On Friday morning, armed with the requested various forms of photographic identification we gathered in a car convoy at the entrance to Highgrove. In the event the security guards were happy for your President to vouch for the good character of the whole group!
Debs met us armed with a large piece of Flowering Cherry, which Leo Pemberton was able to identify. Our first plant ident test for the morning!
Debs Goodenough, head gardener, although with a very busy schedule for the week, was able to generously give her time to host the morning. We were extremely lucky to have such an exclusive tour of the gardens.
Debs was an international student at Kew in 1985 before moving to Ventnor Botanic Gardens. Debs has been at Highgrove since 2008 and heads up a team of 11 full time gardeners.
Security protocol is strict at Highgrove and sadly we were not allowed to take photos or to use recording equipment. This was understandably but a shame as there were many photo opportunities. Highgrove, an 18th century house and gardens, is the family residence of The Prince of Wales and The Duchess of Cornwall The Prince acquired the estate in 1980 and set about transforming it into his own personal space with energy and artistic flair.

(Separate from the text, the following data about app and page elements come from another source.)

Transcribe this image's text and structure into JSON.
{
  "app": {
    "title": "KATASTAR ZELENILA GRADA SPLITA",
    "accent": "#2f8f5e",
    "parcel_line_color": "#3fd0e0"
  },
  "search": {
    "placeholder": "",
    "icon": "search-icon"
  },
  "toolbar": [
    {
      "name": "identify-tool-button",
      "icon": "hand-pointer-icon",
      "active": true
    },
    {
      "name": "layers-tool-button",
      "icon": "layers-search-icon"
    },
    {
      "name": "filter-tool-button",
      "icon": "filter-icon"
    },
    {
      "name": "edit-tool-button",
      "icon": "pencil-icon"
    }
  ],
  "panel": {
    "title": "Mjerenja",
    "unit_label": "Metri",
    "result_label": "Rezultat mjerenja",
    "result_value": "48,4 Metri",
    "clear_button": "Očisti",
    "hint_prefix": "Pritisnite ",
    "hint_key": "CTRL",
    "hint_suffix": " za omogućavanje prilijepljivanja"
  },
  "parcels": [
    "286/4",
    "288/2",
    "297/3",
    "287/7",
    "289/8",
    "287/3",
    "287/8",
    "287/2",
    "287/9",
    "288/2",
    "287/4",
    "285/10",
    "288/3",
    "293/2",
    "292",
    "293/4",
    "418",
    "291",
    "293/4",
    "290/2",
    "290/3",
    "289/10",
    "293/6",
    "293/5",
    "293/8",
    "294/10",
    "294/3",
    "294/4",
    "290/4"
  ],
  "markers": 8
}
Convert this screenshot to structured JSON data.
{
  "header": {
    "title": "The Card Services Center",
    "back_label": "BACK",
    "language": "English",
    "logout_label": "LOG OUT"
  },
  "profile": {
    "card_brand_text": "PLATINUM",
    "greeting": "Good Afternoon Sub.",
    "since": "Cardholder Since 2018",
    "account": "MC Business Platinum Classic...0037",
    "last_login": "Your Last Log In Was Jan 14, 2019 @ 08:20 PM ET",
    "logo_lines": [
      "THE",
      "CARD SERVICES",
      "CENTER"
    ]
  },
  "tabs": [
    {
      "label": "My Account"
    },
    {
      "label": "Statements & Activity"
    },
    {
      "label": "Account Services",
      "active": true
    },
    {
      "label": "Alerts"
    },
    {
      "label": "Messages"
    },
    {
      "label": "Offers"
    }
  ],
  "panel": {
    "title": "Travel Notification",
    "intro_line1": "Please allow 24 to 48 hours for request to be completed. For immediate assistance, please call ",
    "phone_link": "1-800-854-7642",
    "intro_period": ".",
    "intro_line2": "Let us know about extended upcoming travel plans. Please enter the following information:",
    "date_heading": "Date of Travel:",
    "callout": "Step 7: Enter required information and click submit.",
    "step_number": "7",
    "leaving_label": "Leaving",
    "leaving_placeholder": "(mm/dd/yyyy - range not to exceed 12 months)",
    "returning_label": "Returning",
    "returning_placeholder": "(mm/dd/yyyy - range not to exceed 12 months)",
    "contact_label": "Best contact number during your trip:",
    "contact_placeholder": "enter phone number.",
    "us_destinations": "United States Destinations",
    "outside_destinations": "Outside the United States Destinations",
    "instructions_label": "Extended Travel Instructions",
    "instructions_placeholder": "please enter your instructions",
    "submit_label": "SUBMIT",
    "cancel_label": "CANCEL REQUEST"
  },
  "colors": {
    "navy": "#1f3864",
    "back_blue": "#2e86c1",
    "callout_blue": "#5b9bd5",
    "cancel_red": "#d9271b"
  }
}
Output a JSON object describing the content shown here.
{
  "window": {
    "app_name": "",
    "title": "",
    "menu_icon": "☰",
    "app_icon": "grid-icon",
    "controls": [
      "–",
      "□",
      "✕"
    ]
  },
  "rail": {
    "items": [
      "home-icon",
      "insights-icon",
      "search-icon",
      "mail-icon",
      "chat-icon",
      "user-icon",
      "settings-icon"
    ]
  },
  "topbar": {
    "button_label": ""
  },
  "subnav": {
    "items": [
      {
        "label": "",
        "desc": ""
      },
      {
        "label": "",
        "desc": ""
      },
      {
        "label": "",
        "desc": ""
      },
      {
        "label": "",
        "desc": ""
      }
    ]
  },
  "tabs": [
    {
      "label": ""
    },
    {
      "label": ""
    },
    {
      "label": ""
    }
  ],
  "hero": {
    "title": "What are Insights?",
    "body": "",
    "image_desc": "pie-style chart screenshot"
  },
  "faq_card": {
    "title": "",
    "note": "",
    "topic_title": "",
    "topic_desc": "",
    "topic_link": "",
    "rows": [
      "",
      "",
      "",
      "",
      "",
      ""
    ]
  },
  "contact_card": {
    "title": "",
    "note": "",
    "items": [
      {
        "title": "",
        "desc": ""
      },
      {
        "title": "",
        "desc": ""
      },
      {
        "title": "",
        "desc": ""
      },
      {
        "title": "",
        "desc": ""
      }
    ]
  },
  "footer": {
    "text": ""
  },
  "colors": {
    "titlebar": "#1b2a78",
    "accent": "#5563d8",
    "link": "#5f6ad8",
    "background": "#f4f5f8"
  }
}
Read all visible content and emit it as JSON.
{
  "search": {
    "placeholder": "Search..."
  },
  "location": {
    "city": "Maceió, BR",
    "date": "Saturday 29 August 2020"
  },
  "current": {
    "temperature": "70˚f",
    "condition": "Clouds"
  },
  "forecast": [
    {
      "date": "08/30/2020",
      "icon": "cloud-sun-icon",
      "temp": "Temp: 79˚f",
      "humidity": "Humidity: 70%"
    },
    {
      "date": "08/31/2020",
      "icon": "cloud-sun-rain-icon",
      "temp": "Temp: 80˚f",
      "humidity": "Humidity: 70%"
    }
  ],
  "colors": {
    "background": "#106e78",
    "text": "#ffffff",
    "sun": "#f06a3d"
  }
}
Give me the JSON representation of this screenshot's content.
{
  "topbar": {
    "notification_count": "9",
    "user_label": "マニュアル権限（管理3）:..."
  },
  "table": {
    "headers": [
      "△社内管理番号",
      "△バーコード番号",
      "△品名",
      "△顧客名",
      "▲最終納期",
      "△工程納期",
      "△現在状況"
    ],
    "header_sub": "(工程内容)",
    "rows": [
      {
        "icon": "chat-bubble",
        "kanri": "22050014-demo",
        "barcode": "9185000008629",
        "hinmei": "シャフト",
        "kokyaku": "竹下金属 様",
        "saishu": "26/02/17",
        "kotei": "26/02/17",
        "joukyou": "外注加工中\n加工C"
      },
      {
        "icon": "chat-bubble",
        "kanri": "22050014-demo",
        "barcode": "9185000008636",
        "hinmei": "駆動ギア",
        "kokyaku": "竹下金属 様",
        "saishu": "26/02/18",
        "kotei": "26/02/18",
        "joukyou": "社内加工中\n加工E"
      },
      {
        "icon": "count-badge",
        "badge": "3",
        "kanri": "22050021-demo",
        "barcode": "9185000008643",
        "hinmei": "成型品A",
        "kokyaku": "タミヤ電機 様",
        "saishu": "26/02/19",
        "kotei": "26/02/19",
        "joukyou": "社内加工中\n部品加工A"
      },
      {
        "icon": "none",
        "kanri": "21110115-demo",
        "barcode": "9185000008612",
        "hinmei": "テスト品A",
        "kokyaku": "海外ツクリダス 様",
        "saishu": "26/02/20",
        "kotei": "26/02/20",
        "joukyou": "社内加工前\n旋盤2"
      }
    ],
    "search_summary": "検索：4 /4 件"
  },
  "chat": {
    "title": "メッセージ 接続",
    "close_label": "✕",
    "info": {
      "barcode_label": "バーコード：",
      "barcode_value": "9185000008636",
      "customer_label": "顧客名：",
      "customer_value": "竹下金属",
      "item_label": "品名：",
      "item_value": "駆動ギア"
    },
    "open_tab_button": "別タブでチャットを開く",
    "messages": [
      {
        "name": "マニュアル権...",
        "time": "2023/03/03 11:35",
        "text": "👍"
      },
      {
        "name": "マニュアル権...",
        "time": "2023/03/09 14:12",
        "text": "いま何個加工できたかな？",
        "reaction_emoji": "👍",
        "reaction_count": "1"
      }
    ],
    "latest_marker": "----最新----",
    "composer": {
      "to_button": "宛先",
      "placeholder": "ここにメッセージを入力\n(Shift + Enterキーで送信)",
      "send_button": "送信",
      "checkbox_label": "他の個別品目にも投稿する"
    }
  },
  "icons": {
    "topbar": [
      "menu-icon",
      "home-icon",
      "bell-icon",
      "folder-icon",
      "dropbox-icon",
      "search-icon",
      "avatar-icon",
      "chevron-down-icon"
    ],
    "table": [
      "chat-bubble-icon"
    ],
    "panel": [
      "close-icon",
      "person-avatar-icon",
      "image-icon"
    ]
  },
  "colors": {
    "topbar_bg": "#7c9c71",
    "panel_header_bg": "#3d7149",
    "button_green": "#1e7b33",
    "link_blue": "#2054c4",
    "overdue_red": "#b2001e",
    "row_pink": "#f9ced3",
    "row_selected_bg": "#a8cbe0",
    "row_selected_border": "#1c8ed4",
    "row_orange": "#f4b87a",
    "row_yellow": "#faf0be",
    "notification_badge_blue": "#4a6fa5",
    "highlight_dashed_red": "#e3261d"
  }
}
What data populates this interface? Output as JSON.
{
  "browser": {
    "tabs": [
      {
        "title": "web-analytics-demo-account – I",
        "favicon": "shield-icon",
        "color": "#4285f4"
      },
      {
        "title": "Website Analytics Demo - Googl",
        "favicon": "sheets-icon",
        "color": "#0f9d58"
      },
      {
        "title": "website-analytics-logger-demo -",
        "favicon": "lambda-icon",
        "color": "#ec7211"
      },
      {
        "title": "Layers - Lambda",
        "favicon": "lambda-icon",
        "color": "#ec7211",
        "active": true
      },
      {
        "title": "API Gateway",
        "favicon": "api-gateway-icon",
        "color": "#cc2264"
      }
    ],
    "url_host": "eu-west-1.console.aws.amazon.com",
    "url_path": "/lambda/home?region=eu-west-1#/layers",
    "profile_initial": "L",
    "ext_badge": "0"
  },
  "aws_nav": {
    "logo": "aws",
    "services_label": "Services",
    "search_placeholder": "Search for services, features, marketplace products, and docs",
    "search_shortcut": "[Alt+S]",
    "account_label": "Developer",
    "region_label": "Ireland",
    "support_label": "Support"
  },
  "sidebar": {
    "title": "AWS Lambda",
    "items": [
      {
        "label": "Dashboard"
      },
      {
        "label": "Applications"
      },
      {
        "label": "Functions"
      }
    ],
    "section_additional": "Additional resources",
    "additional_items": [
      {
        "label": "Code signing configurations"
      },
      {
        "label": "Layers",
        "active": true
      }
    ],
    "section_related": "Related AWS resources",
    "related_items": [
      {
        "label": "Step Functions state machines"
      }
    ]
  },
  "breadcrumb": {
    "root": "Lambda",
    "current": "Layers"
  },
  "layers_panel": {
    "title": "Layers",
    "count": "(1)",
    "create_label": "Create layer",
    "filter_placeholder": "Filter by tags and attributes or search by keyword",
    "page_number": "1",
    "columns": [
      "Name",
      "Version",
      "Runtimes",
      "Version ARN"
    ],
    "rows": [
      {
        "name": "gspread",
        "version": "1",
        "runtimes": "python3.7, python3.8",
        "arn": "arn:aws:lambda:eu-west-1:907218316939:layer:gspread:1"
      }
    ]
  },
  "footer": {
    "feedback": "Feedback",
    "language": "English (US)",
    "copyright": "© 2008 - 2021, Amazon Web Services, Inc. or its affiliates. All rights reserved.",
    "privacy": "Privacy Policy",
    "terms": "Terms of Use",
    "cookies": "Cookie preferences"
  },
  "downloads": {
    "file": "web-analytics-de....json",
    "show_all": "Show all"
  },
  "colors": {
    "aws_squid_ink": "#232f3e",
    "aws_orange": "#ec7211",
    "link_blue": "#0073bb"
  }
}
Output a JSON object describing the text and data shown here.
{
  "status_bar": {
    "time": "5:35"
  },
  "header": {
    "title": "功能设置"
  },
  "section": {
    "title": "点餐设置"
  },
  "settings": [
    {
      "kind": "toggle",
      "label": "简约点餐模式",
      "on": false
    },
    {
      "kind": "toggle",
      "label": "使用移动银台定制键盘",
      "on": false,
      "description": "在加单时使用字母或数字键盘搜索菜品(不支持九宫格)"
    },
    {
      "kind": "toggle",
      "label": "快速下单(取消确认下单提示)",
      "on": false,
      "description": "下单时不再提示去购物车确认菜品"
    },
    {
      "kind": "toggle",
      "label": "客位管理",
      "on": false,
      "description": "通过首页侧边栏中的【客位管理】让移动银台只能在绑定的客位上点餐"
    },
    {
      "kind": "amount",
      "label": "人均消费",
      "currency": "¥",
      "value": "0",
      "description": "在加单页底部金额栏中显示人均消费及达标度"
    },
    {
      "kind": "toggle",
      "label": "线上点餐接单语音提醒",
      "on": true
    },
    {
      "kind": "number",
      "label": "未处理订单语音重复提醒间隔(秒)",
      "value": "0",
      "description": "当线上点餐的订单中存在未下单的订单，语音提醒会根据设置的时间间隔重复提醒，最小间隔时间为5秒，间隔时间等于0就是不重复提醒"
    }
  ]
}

The gardens are filled with many treasures – plant and sculptures gifts to The Prince from around the world, each given its own space to form a unique feature within the gardens. There is, for example, an elephant-themed area.
The Prince has a real ‘hands on’ approach to his garden, which is a reflection of his own eclectic and often whimsical taste. His commitment to organic and sustainable gardening is much in evidence. There is so much to see in a garden of this size and complexity. One favourite was the Stumpery which also contains the National Collection of Hostas and a magnificent Gunnera stone tower water feature. This would be one feature to come back to see in Summer when the Gunnera is in full leaf. The Sundial Garden has a feature hedge of clipped Yew with windows framing busts of HRH The Prince of Wales. We were told that the delphiniums, extensively planted in the garden, are one of the Prince’s favourite flowers.
The dramatic scale of the Thyme Walk drew us at once. An informal paved walk with 20 varieties of thyme, marjoram and primroses form a link to the main house. Planted each side there are lines of pleached Limes framing the view to the house and providing a dramatic backdrop to the Golden Yew topiary. This ancient topiary has been clipped into magnificent and fantastical forms. Sir Roy Strong had an involvement in the redesign of this space. The Prince is keen to allow the thyme, marjoram and primrose to seed themselves into the paving thus creating a living carpet.
We were delighted to be shown a new garden in construction. A formal garden with clipped Box and Yew and with each bed a different colour scheme grading though the colours – almost like a living colour wheel. The Prince, with his love of watercolour painting, has a keen eye for the use of colour in his planting schemes, very much in the styles of Gertrude Jekyll.
As we toured the garden, we happened upon our old Kewite friend Alan Titchmarsh who was delivering a presentation that day. There were hugs all round.
Towards the end of the tour we were handed over to gardener Ashleigh Davies, a graduate of the Kew Diploma 2015. Ashleigh invited us to see the Kitchen Garden, with its extensive production areas and the collection of rare breed chickens – all ready to provide the Prince with those famous boiled eggs we often hear about. The area is enclosed with a Celtic knot hedge – an idea that the Prince picked up on one his many travels. The hedge is woven with Ash, Sycamore and Oak into an attractive and biodiverse living feature. It was heartening to hear of the deep trust that the Prince has with his head gardener, even when travelling he is keen to have a regular update from Debs on what’s happening in the garden.
All too soon it was time for us to thank Debs and leave her to her busy day ahead – but not before we manged to capture a photograph of Leo Pemberton and Debs together. Highgrove is a garden to return to in the Summer when in full flower.